(Exercise objective):
Could you copy every line of the data that contains "chevron"?

(Input):
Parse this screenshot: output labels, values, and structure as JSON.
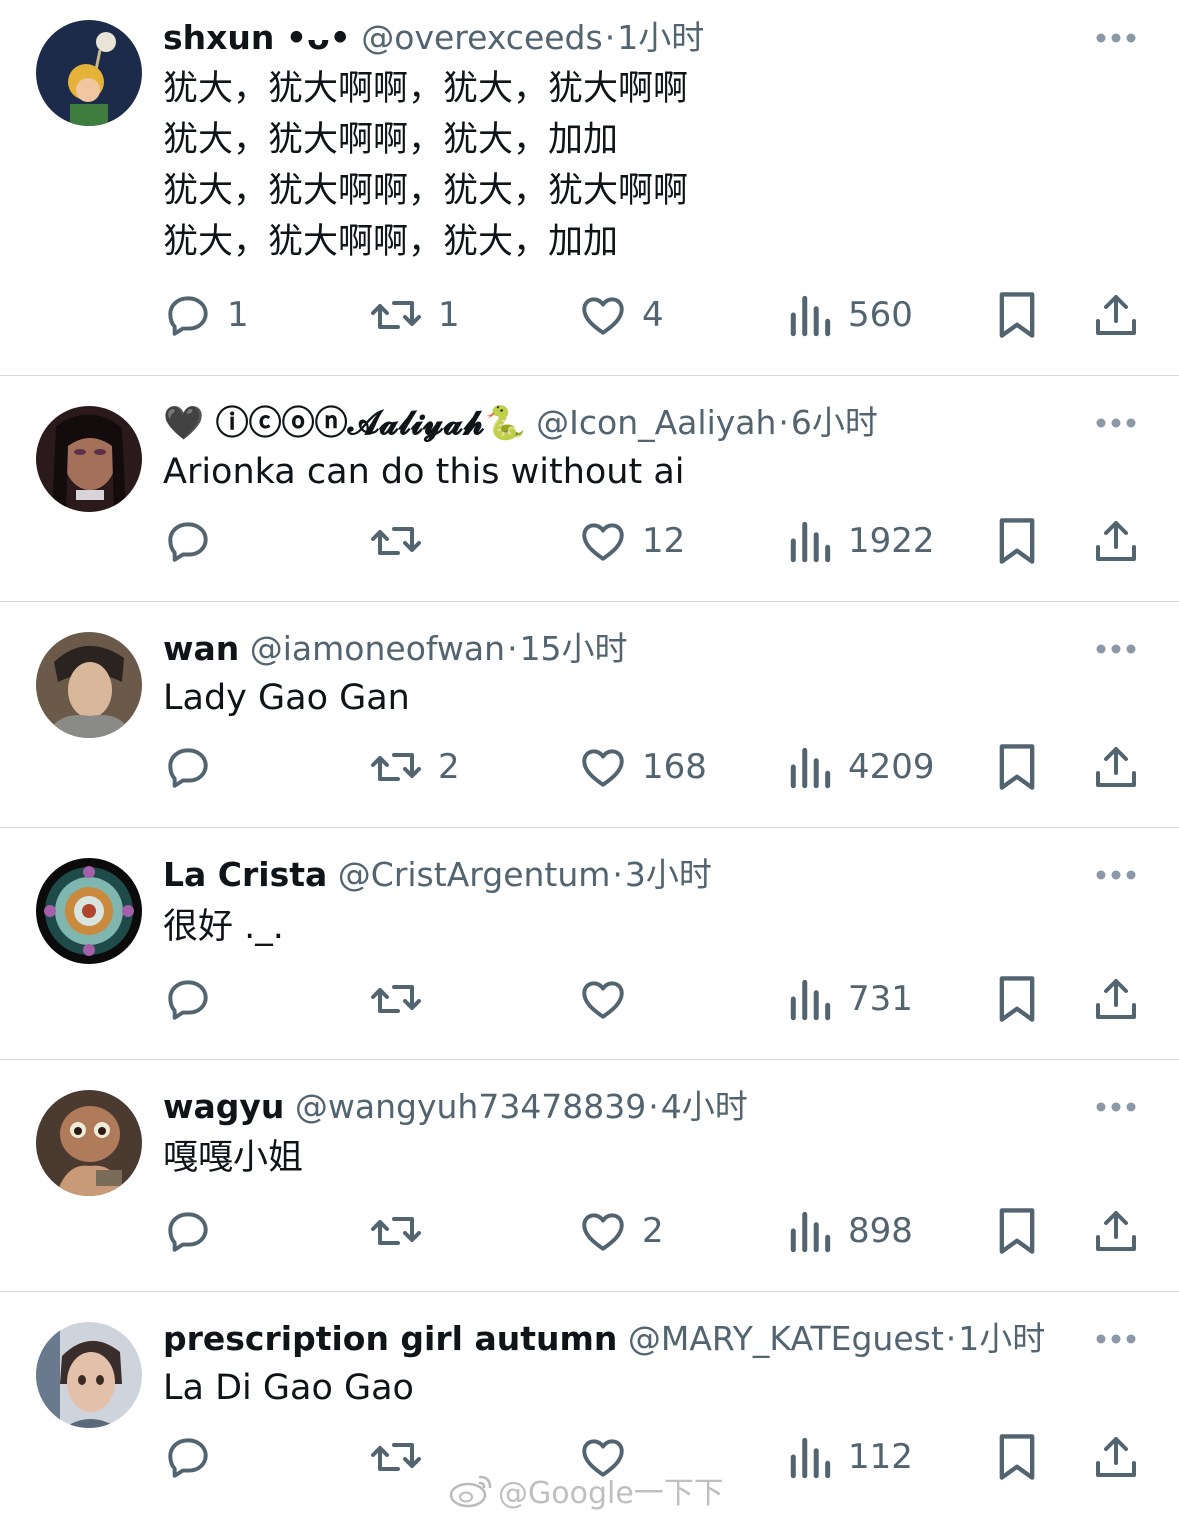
{
  "tweets": [
    {
      "name": "shxun •ᴗ•",
      "handle": "@overexceeds",
      "separator": "·",
      "time": "1小时",
      "text": "犹大，犹大啊啊，犹大，犹大啊啊\n犹大，犹大啊啊，犹大，加加\n犹大，犹大啊啊，犹大，犹大啊啊\n犹大，犹大啊啊，犹大，加加",
      "replies": "1",
      "retweets": "1",
      "likes": "4",
      "views": "560"
    },
    {
      "name": "🖤 ⓘⓒⓞⓝ𝓐𝓪𝓵𝓲𝔂𝓪𝓱🐍",
      "handle": "@Icon_Aaliyah",
      "separator": "·",
      "time": "6小时",
      "text": "Arionka can do this without ai",
      "replies": "",
      "retweets": "",
      "likes": "12",
      "views": "1922"
    },
    {
      "name": "wan",
      "handle": "@iamoneofwan",
      "separator": "·",
      "time": "15小时",
      "text": "Lady Gao Gan",
      "replies": "",
      "retweets": "2",
      "likes": "168",
      "views": "4209"
    },
    {
      "name": "La Crista",
      "handle": "@CristArgentum",
      "separator": "·",
      "time": "3小时",
      "text": "很好 ._.",
      "replies": "",
      "retweets": "",
      "likes": "",
      "views": "731"
    },
    {
      "name": "wagyu",
      "handle": "@wangyuh73478839",
      "separator": "·",
      "time": "4小时",
      "text": "嘎嘎小姐",
      "replies": "",
      "retweets": "",
      "likes": "2",
      "views": "898"
    },
    {
      "name": "prescription girl autumn",
      "handle": "@MARY_KATEguest",
      "separator": "·",
      "time": "1小时",
      "text": "La Di Gao Gao",
      "replies": "",
      "retweets": "",
      "likes": "",
      "views": "112"
    }
  ],
  "watermark": "@Google一下下",
  "icons": {
    "reply": "reply-icon",
    "retweet": "retweet-icon",
    "like": "heart-icon",
    "views": "views-chart-icon",
    "bookmark": "bookmark-icon",
    "share": "share-icon",
    "more": "more-dots-icon"
  },
  "colors": {
    "text": "#0f1419",
    "secondary": "#536471",
    "divider": "#d6dadd"
  }
}
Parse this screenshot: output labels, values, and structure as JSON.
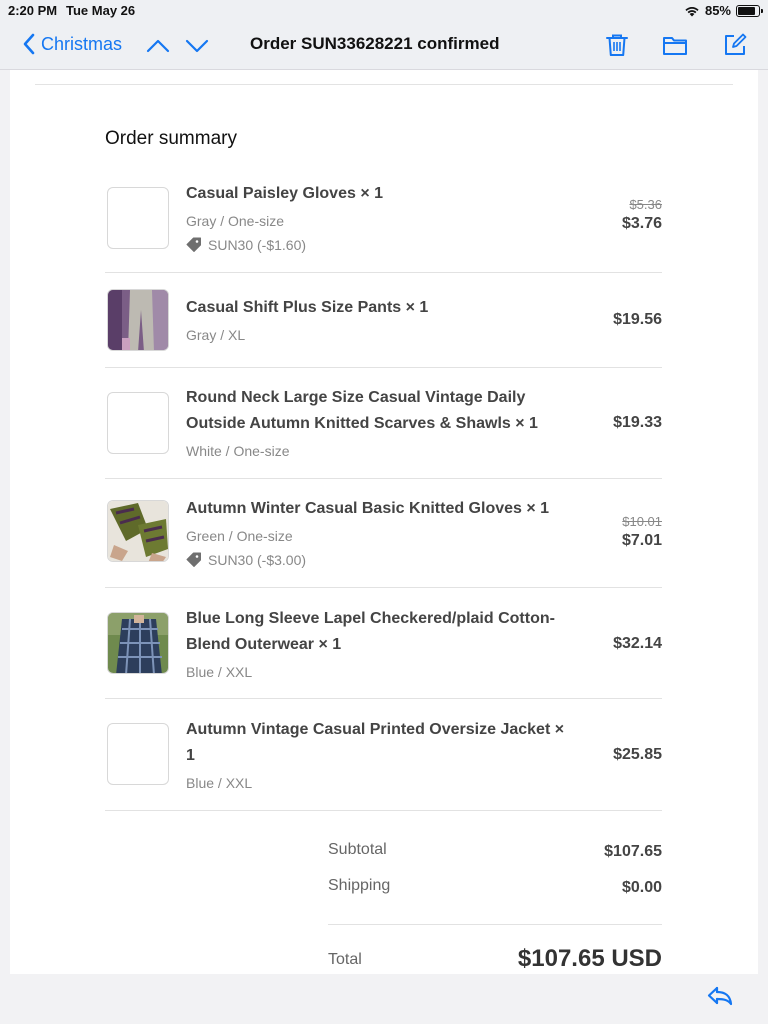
{
  "status": {
    "time": "2:20 PM",
    "date": "Tue May 26",
    "battery": "85%",
    "battery_level": 0.85
  },
  "nav": {
    "back_label": "Christmas",
    "title": "Order SUN33628221 confirmed",
    "icons": [
      "chevron-left-icon",
      "chevron-up-icon",
      "chevron-down-icon",
      "trash-icon",
      "folder-icon",
      "compose-icon"
    ]
  },
  "summary": {
    "title": "Order summary",
    "items": [
      {
        "name": "Casual Paisley Gloves × 1",
        "variant": "Gray / One-size",
        "discount": "SUN30 (-$1.60)",
        "original_price": "$5.36",
        "price": "$3.76"
      },
      {
        "name": "Casual Shift Plus Size Pants × 1",
        "variant": "Gray / XL",
        "price": "$19.56"
      },
      {
        "name": "Round Neck Large Size Casual Vintage Daily Outside Autumn Knitted Scarves & Shawls × 1",
        "variant": "White / One-size",
        "price": "$19.33"
      },
      {
        "name": "Autumn Winter Casual Basic Knitted Gloves × 1",
        "variant": "Green / One-size",
        "discount": "SUN30 (-$3.00)",
        "original_price": "$10.01",
        "price": "$7.01"
      },
      {
        "name": "Blue Long Sleeve Lapel Checkered/plaid Cotton-Blend Outerwear × 1",
        "variant": "Blue / XXL",
        "price": "$32.14"
      },
      {
        "name": "Autumn Vintage Casual Printed Oversize Jacket × 1",
        "variant": "Blue / XXL",
        "price": "$25.85"
      }
    ]
  },
  "totals": {
    "subtotal_label": "Subtotal",
    "subtotal": "$107.65",
    "shipping_label": "Shipping",
    "shipping": "$0.00",
    "total_label": "Total",
    "total": "$107.65 USD"
  },
  "colors": {
    "accent": "#1577f2",
    "text_primary": "#444444",
    "text_secondary": "#888888"
  }
}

(Response):
      "chevron-left-icon",
      "chevron-up-icon",
      "chevron-down-icon",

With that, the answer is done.